During the time that I have been writing this evening’s edition of the newsletter, efforts to create a carve-out from the filibuster for voting reform failed on the Senate floor. Senators Manchin and Sinema joined 50 Republican Senators to block efforts to ensure fairness and access in federal elections. Although this failure has threatened the rights of millions of Americans, the arcane rules of the Senate have been protected from democracy. It is a bitter disappointment, but Democratic leadership is already talking about renewing the fight. Good. We should support them every step of the way. Most importantly, we must ensure that every Democrat elected to the Senate henceforth will vow to abolish the filibuster in its entirety. Until that happens, it will be the weapon of choice among those who seek to suppress the will of the people.

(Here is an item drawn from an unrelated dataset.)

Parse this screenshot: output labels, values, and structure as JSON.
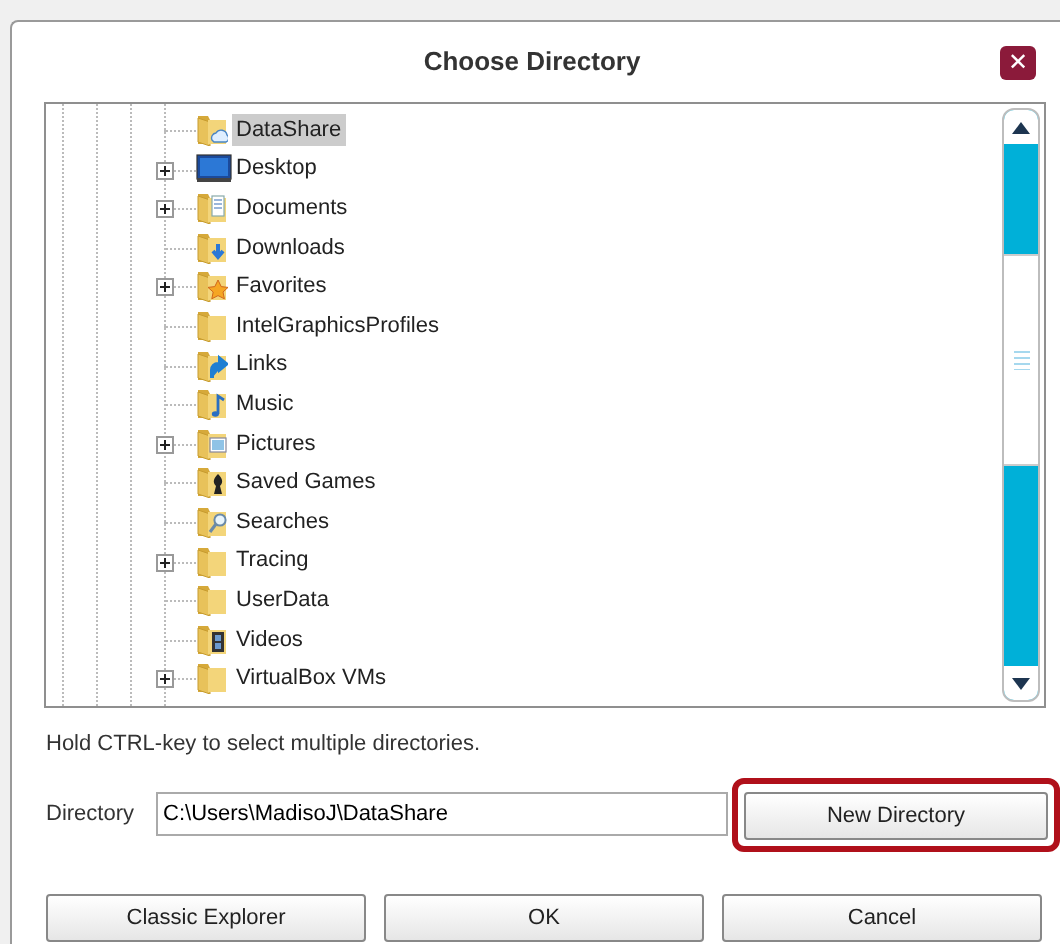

But even on this dark day, there is reason for hope. Last week, the Ohio Supreme Court overturned a congressional districting map created by the Ohio legislature, which is controlled by Republicans. See MSN, “Ohio Supreme Court rejects GOP-drawn congressional map as unfairly partisan.” The victory came in two lawsuits filed by organizations that seek to protect voting rights. The first suit was filed by Marc Elias’s law firm, in conjunction with Democracy Docket. The second suit was filed by the League of Women Voters of Ohio. Both of those organizations deserve our thanks and support for bringing lawsuits that protect voting rights where state legislatures engage in gerrymandering.
Democracy Docket has a newsletter that can keep you informed of legal challenges to gerrymandering. Subscribing to the newsletter is a good way to keep abreast of developments in the area—and to learn of victories real-time. And litigation is expensive. Consider supporting the work of Democracy Docket and the League of Women Voters.
Legal challenges will not overcome all efforts at voter suppression by Republicans. But every victory is important, bringing us one step closer to equal rights under the law and proportionate representation in Congress. Efforts to reform the filibuster suffered a temporary setback today, but the victory in Ohio is proof that we have other paths to success. Of course, voter suppression can always be overcome by voter turnout—which can be increased through hard work. We can do that. We did it in 2018 and 2020. Let’s do it again!
Talk to you tomorrow!